▸ GOAL OF THE EXERCISE:
Hunt for the word "Customizable" across the entries below, copying each line that holds it.

▼

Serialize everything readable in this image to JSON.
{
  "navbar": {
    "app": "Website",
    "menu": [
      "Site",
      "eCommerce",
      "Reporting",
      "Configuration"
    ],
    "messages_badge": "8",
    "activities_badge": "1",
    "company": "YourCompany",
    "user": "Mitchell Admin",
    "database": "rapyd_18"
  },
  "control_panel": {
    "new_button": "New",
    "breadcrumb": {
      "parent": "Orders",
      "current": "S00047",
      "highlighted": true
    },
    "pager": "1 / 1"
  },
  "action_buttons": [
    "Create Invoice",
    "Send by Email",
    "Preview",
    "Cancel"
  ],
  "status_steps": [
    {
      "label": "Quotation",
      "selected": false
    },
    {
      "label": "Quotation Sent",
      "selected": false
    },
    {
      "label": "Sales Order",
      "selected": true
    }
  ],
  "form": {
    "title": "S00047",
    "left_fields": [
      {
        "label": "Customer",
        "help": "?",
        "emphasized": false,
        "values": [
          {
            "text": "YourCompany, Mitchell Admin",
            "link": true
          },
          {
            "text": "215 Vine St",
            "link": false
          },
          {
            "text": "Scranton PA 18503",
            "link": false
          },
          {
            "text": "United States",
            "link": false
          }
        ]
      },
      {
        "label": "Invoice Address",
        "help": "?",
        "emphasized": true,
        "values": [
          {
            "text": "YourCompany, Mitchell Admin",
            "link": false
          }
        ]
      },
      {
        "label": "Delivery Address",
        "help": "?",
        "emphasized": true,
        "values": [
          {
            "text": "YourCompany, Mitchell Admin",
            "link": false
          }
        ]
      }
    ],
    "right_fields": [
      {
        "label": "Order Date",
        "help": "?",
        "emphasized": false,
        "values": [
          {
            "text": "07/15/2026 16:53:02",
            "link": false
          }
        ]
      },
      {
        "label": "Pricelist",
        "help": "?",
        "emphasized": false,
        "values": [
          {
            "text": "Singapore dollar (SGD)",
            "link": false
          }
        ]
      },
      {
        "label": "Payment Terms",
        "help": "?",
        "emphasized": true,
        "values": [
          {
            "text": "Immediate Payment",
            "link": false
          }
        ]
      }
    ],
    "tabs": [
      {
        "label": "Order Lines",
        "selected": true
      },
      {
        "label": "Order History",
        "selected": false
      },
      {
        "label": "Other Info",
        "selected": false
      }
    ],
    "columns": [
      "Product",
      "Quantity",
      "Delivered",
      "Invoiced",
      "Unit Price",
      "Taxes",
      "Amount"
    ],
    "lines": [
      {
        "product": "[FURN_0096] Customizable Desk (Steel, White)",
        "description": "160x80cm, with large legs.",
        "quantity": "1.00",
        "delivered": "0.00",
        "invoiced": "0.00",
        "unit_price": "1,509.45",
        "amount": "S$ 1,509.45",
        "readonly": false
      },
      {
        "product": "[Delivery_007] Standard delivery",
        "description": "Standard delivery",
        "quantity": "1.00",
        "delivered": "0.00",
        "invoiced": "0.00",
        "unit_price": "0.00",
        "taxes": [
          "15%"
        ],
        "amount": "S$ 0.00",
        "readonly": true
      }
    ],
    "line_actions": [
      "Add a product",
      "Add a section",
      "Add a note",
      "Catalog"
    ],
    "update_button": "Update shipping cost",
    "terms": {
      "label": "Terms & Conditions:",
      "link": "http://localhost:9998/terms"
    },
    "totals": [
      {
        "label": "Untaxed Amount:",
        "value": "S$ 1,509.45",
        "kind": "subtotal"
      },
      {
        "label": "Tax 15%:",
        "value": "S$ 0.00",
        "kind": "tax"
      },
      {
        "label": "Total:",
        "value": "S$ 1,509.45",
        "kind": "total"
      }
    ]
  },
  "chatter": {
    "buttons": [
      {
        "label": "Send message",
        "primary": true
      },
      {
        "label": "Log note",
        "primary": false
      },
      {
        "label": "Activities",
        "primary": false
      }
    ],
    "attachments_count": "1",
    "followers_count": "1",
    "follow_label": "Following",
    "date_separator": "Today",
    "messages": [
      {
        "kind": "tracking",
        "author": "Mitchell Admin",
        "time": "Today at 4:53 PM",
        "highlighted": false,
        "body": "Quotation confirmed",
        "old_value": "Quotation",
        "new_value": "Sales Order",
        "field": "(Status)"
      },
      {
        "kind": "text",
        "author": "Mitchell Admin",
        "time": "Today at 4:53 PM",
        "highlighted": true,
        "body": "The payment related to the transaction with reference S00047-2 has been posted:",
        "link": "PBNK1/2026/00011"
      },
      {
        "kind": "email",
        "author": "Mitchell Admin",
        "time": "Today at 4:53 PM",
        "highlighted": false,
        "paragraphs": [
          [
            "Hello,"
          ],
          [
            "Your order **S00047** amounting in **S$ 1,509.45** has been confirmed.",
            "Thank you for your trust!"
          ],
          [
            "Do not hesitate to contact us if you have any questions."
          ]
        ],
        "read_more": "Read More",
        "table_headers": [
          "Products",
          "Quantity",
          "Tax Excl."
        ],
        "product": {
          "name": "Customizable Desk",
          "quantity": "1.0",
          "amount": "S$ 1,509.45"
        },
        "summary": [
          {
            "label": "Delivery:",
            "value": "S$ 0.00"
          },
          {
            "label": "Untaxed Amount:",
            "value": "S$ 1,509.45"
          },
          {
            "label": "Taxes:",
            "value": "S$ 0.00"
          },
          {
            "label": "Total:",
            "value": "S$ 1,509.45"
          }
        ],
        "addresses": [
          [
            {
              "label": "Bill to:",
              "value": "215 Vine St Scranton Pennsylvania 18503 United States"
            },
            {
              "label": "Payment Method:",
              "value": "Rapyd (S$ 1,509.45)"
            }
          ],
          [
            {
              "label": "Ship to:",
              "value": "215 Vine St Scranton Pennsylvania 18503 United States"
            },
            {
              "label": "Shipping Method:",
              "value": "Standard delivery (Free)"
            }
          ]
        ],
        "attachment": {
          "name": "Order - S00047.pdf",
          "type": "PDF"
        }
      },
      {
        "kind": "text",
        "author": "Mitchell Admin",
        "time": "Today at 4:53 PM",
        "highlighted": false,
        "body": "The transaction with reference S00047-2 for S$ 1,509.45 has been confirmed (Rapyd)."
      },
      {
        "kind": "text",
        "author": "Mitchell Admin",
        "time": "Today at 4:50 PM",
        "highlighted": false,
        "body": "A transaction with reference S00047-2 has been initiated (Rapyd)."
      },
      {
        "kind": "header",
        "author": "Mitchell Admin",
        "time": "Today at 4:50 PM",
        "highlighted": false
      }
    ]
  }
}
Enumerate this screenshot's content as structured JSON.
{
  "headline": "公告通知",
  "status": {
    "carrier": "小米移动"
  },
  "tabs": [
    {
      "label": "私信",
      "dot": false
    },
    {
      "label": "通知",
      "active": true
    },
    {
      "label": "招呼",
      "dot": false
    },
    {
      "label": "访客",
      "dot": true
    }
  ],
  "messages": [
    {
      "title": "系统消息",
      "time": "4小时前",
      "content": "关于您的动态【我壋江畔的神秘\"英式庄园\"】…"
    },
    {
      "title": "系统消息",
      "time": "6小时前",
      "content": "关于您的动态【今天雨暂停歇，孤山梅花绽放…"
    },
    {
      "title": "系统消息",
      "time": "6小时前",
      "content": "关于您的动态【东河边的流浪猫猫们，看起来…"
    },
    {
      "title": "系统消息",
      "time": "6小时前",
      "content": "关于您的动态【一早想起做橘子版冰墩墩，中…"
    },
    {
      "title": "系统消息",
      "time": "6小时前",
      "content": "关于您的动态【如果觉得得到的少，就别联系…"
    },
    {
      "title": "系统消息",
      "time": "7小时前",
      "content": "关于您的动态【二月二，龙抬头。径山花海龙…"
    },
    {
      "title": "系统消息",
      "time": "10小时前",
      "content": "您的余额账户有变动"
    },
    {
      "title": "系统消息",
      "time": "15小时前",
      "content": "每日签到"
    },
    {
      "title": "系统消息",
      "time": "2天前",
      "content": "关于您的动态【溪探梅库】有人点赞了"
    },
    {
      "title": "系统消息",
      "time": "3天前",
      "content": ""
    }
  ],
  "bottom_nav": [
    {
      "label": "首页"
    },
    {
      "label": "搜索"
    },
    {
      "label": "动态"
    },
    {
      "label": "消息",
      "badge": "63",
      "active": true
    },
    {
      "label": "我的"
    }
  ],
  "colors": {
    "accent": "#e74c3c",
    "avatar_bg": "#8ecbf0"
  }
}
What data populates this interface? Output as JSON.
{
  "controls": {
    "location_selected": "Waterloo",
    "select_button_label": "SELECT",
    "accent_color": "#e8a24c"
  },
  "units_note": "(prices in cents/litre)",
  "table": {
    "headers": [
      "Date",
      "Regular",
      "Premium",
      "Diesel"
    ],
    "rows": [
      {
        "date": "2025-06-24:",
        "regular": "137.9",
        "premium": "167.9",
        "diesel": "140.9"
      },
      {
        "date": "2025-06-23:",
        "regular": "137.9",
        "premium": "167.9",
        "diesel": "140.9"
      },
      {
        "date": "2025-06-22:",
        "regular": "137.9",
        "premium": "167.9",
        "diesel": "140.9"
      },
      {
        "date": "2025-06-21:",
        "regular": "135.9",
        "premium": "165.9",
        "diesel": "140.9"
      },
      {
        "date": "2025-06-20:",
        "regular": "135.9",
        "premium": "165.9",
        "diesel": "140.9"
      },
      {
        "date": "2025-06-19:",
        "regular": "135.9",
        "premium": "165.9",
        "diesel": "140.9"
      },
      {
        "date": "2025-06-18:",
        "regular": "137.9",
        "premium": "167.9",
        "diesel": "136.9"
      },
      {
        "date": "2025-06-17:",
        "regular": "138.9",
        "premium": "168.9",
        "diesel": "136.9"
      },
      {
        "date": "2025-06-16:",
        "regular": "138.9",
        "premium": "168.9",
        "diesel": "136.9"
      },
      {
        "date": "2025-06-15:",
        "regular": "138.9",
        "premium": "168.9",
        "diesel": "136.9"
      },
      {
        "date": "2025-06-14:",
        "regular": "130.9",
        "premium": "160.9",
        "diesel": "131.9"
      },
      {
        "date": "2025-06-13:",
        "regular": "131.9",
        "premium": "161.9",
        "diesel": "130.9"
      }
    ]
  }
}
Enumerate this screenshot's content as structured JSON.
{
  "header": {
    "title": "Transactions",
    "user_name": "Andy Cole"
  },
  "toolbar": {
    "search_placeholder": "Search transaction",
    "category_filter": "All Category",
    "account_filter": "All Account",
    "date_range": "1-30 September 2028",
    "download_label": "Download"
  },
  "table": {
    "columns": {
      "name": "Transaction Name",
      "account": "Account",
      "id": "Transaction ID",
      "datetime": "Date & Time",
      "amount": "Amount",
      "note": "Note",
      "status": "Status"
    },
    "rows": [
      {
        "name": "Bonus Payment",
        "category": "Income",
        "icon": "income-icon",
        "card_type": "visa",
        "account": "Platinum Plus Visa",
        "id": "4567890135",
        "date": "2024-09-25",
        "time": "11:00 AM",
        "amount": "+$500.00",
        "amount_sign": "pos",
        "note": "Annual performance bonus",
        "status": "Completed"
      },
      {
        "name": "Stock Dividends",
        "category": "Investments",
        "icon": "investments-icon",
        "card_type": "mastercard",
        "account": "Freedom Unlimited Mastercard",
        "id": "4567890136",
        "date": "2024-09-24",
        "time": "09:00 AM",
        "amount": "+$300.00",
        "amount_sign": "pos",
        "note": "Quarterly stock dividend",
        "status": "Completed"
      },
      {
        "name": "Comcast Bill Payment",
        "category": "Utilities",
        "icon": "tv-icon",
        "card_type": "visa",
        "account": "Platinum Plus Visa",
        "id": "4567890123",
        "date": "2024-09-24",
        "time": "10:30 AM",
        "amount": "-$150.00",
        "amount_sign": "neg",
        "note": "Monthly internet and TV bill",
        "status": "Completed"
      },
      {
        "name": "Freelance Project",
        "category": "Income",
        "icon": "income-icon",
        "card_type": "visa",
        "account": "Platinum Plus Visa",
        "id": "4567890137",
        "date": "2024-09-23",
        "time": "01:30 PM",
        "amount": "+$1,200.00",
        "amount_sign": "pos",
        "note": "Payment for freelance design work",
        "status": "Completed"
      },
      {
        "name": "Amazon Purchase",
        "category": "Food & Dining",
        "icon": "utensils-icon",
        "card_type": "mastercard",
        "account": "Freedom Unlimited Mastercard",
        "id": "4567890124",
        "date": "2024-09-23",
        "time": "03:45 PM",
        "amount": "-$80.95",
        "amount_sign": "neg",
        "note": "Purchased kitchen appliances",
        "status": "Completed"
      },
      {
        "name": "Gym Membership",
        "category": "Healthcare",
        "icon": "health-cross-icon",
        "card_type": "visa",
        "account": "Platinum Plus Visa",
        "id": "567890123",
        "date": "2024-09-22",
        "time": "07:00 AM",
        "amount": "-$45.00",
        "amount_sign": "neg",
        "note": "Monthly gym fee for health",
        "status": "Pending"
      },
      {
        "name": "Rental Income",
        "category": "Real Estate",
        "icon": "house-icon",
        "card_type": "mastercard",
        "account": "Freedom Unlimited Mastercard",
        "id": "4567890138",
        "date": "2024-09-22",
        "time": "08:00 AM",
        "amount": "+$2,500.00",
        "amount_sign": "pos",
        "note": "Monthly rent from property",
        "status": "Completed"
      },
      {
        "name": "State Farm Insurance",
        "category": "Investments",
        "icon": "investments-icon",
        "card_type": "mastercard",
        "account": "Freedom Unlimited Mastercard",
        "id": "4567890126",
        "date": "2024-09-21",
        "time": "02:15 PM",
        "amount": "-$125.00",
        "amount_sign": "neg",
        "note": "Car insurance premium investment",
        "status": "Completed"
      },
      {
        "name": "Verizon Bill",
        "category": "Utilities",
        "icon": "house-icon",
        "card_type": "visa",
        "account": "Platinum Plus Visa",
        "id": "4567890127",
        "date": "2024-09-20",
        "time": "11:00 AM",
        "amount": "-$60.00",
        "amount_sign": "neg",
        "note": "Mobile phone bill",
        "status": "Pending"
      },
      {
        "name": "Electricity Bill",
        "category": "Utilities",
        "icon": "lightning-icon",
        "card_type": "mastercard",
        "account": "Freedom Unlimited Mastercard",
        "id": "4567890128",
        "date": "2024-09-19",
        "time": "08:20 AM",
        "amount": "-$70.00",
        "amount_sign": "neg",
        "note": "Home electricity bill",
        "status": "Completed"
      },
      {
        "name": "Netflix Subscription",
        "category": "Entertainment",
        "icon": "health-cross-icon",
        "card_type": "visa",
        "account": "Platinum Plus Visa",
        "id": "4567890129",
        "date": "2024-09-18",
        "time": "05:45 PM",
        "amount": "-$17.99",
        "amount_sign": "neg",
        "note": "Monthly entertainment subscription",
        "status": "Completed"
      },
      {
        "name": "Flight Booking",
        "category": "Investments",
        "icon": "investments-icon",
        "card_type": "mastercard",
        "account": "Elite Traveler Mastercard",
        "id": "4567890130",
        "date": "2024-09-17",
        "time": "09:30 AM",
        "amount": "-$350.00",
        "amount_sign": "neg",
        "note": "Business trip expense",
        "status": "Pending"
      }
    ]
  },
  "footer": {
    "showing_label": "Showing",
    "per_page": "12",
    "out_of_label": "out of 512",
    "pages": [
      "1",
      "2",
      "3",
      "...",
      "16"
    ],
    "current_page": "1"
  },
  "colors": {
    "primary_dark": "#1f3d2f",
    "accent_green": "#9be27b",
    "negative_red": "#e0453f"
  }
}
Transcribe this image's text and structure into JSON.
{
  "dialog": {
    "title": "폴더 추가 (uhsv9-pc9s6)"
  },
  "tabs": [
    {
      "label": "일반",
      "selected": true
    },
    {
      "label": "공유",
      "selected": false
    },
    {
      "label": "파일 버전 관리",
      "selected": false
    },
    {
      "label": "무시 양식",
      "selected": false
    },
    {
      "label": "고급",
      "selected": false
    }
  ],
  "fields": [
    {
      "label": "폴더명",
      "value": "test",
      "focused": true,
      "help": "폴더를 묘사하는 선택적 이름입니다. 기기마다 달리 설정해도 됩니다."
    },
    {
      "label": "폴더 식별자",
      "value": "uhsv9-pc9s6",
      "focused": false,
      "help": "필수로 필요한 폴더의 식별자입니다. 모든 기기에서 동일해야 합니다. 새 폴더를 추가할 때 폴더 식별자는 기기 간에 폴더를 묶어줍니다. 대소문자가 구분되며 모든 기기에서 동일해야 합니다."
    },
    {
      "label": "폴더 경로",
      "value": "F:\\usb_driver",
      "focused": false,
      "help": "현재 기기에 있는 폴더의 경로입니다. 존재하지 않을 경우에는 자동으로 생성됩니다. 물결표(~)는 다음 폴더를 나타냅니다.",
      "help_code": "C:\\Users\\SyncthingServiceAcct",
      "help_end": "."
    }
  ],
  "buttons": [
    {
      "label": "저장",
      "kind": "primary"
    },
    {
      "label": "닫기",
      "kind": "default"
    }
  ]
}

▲

▸ OUTPUT FOR THIS EXERCISE:
        "product": "[FURN_0096] Customizable Desk (Steel, White)",
          "name": "Customizable Desk",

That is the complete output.